To all this carping, you might object that franglais is not English in the same way English spoken by a non-native speaker is not English. That is true but it’s not really French either, and that is what I am really judging it by. You might also say that French ought to be a living language. I would reply to that: it is, but living can engender bad as well as good growth and there is nothing wrong with trying to check that growth.

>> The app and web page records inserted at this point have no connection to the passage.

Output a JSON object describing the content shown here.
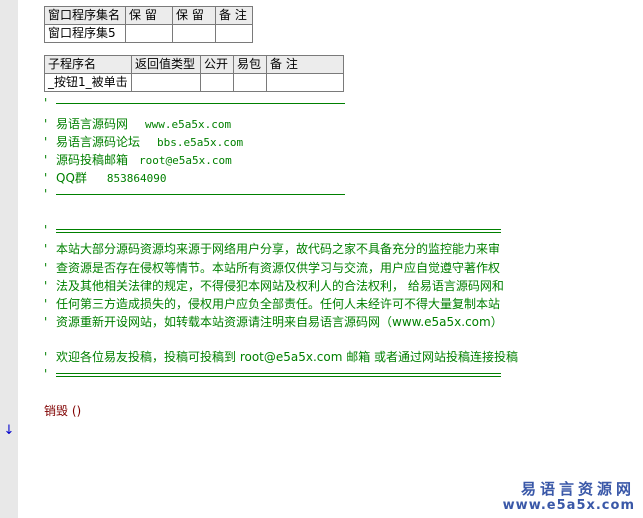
{
  "table1": {
    "headers": [
      "窗口程序集名",
      "保 留",
      "保 留",
      "备 注"
    ],
    "row": [
      "窗口程序集5",
      "",
      "",
      ""
    ]
  },
  "table2": {
    "headers": [
      "子程序名",
      "返回值类型",
      "公开",
      "易包",
      "备 注"
    ],
    "row": [
      "_按钮1_被单击",
      "",
      "",
      "",
      ""
    ]
  },
  "comment_tick": "'",
  "info": [
    {
      "label": "易语言源码网",
      "value": "www.e5a5x.com"
    },
    {
      "label": "易语言源码论坛",
      "value": "bbs.e5a5x.com"
    },
    {
      "label": "源码投稿邮箱",
      "value": "root@e5a5x.com"
    },
    {
      "label": "QQ群",
      "value": "853864090"
    }
  ],
  "notice": [
    "本站大部分源码资源均来源于网络用户分享，故代码之家不具备充分的监控能力来审",
    "查资源是否存在侵权等情节。本站所有资源仅供学习与交流，用户应自觉遵守著作权",
    "法及其他相关法律的规定，不得侵犯本网站及权利人的合法权利，  给易语言源码网和",
    "任何第三方造成损失的，侵权用户应负全部责任。任何人未经许可不得大量复制本站",
    "资源重新开设网站，如转载本站资源请注明来自易语言源码网（www.e5a5x.com）"
  ],
  "welcome": "欢迎各位易友投稿，投稿可投稿到   root@e5a5x.com  邮箱 或者通过网站投稿连接投稿",
  "code_line": "销毁 ()",
  "gutter_marker": "↓",
  "watermark": {
    "cn": "易语言资源网",
    "en": "www.e5a5x.com"
  },
  "colors": {
    "comment": "#008000",
    "command": "#800000",
    "gutter": "#e8e8e8",
    "watermark": "#3a58a8"
  }
}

The Académie has put forward a number of alternatives to certain anglicisms, which have met with varying success — ‘Walkman’ became ‘baladeur’, from the French ‘balader’ (to stroll); ‘email’ became ‘courriel’, a conflation of ‘courrier’ (mail) and ‘électronique’ (originally coined in Quebec) while that in turn produced the wonderful ‘pourriel’ for ‘spam’, which throws ‘pourri’ (rotten) into the mix. To a large extent though it is a losing battle and franglais words seep in at a far quicker rate than replacements can be thought up.
I have no time for the Académie française’s zealous proscription of French slang that comes from the bottom up, such as verlan and javanais, which are a genuine example of a living language reinventing itself (this tension between the official and informal is brilliantly dramatised in François Bégaudeau’s novel and Palme d’Or-winning film Entre les murs). In its resistance to franglais however, I wish it bon courage; I don’t think anyone should sit idly by and let their language be distorted by the whims of advertising, marketing and other branches of big business.